Patients undergoing general anaesthesia are usually warned of the risk of dental trauma. This new manikin study finds that hyperangulated videolaryngoscopy is associated with significantly decreased forces acting on maxillary incisors, which may reduce the incidence of dental damage in the clinical setting (Fig. 3). Though one conclusion is it should be considered for all patients at increased risk of dental damage, some might instead argue it should be a first line technique for all patients. Many risks of anaesthesia and surgery can be addressed in the pre-operative period by patients. This new study looks at behaviour change before surgery among 301 patients from three UK hospitals. The results are positive, as patients demonstrated favourable attitudes towards changing single and multiple health behaviours, such as: low physical activity; an unhealthy BMI; and hazardous alcohol consumption. Smoking is a difficult area to address, and this is supported by the findings from a recently published (ahead of print) pilot study, which is now available on early view.

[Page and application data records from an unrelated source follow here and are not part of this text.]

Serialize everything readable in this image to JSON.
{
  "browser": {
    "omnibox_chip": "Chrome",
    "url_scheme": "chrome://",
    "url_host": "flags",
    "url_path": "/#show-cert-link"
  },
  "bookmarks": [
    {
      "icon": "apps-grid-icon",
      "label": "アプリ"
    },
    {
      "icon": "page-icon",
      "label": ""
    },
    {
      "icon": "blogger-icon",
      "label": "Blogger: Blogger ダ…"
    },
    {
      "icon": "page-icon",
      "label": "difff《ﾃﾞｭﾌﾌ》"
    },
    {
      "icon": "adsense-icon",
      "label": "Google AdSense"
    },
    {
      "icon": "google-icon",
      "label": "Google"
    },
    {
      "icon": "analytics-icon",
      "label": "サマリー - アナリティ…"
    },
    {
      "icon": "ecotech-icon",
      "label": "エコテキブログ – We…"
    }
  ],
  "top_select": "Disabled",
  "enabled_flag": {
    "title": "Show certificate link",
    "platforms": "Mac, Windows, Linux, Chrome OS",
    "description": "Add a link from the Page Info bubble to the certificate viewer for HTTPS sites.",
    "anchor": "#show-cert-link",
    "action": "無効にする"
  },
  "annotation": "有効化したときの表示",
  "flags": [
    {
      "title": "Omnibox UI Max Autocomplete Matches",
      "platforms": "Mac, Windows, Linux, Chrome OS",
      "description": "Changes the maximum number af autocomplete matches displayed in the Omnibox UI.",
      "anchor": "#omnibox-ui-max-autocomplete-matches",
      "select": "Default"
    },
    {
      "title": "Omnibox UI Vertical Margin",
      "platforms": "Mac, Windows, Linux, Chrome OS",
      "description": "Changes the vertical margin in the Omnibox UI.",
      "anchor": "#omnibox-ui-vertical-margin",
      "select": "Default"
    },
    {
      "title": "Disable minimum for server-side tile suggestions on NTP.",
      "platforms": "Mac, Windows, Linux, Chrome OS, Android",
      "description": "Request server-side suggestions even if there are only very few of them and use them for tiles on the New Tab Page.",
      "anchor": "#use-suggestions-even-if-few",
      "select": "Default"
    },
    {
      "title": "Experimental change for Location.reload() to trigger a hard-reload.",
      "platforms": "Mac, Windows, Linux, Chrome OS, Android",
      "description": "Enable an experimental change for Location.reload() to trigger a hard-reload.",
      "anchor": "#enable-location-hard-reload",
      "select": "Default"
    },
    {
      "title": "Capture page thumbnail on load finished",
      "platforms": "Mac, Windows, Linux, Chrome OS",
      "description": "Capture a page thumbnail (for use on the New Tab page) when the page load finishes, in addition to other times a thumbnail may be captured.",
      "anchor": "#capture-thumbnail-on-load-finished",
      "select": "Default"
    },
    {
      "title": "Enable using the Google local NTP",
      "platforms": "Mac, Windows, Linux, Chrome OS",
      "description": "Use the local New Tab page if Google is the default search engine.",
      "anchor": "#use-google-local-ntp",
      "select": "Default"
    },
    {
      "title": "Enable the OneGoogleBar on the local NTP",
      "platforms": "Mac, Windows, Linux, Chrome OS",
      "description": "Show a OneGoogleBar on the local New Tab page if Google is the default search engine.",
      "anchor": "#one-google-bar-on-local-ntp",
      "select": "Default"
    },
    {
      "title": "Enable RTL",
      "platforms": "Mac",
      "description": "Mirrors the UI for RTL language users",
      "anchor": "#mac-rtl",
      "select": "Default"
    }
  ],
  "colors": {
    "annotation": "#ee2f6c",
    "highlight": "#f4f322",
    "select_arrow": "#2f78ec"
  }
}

Another important topic in this month’s issue is the need for peri-operative medicine to prioritise pregnant women. Dennis and Sheridan argue pregnant women are an integral peri-operative medicine population, and present the PARCEL approach to maternal peri-operative medicine. Perhaps it is now time to develop a core and extended outcome set for pregnant women undergoing caesarean section?
Figure 3 Anterior view anatomic mapping of peak resulting force on individual maxillary incisors of different laryngoscopy techniques in normal and difficult airway conditions.
Elsewhere this month we have: a retrospective impact study on the implementation of a hospital-wide Patient Blood Management monitoring and feedback programme; a randomised controlled trial of PECS 2 block vs. serratus plane block for chronic pain after mastectomy; a retrospective study of risk factors for children requiring adenotonsillectomy; and a consensus statement on the role of fibrinogen concentrate in cardiac surgery. Over in Anaesthesia Reports, there is an excellent account of peri-operative brachial plexus injury following self-positioning for stereotactic radiofrequency ablation. It reminds us that, despite all appropriate measures, patient injury is at times unavoidable.
Finally, we will soon be publishing the new Difficult Airway Society awake tracheal intubation guidelines. These will be launched on Friday at the World Airway Management Meeting in Amsterdam, and there will be several ways in which you can get involved. We hope to see you there!
Dr Mike Charlesworth and Professor Andrew Klein